- Government buildings like courthouses have announced closures ahead of Hurricane Ian’s landfall
- Meanwhile, patients at some Florida hospitals have been evacuated further inland, heeding the warnings of catastrophic flooding
- Nursing homes in low-lying flood zones have begun transporting residents inland
- Hurricane Ian is expected to hit Florida’s Gulf Coast later this week, bringing historic storm surge levels and catastrophic flooding, according to state officials
Courts in 19 Florida counties will close ahead of Hurricane Ian’s impending impact, while hospitals and nursing homes across Tampa Bay have begun evacuating.
The majority of courthouses have a preliminary closing period of two days — Wednesday, Sept. 28 and Thursday, Sept. 29 — though those in low-lying areas taking a severe hit from the storm have extended the closures through Friday, Sept. 30.
The 2nd District Court of Appeal also plans to shutter Tuesday through Thursday.
The Florida Bar and all of our branch offices around the state are monitoring #HurricaneIan.
Please visit our Hurricane Resource page: https://t.co/QWloGvVIBa
— The Florida Bar (@TheFlaBar) September 26, 2022
The Tampa Bay Times reports that five helicopters evacuated roughly 40 patients from HCA Florida Pasadena Hospital to facilities further inland on Monday, including some in critical care.
Tampa General Hospital (TGH) canceled non-critical surgeries and has announced some ambulatory location closures, but remains open for storm response care, as of Tuesday.
“The safety of our patients, visitors, and team members remains our top priority,” said the hospital. “Tampa General Hospital teams are monitoring the storm and preparing for Hurricane Ian. We will provide updates on this page for our patients and community throughout this weather event.”
Meanwhile, nursing homes close to shorelines have begun transporting residents located in zones with mandatory evacuation orders further inland in an attempt to avoid deadly flooding.
”We’re not worried about having power,” Maria Beznes, administrator of St. Petersburg Nursing and Rehabilitation Center, told the Tampa Bay Times. “We’re worried about flooding.”
Further, all Department of Health offices and clinics in Orange County will be closed Wednesday, Sept. 28, and Thursday, Sept. 29.
Hurricane Ian is now considered a major hurricane, according to Gov. Ron DeSantis.
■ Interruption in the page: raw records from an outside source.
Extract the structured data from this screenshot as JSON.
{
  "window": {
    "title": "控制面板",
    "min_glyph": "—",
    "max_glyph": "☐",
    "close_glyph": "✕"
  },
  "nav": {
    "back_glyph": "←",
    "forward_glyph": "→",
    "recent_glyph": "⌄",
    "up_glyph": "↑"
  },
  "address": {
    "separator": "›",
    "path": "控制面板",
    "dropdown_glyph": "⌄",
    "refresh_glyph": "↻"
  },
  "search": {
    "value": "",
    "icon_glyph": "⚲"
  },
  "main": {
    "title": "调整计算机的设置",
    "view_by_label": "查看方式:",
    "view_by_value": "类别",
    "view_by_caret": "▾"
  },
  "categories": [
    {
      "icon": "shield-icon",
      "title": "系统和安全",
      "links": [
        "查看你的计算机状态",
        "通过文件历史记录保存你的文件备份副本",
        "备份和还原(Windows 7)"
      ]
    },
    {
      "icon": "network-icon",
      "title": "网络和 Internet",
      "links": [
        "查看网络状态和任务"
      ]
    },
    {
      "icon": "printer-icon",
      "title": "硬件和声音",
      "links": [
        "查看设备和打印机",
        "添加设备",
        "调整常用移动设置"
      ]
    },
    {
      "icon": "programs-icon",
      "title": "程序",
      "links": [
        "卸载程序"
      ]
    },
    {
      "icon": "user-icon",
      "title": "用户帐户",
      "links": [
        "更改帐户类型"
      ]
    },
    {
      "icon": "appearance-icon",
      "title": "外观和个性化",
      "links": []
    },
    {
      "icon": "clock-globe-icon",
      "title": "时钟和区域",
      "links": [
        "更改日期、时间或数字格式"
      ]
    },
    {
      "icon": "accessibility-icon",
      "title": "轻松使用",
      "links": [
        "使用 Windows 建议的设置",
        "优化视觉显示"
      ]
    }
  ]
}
The storm is located roughly 200 miles southwest of Key West, moving north at 12 miles per hour and expected to make landfall in Cuba shortly.
Sustained winds of 125 miles per hour have been recorded as new models show a new point of impact just south of Tampa Bay, close to the Sarasota metro area, though models are still subject to change as Ian moves closer to the Florida peninsula.
State leaders warn that the storm has the potential to bring about historic levels of storm surge along the Gulf Coast as well as catastrophic flooding.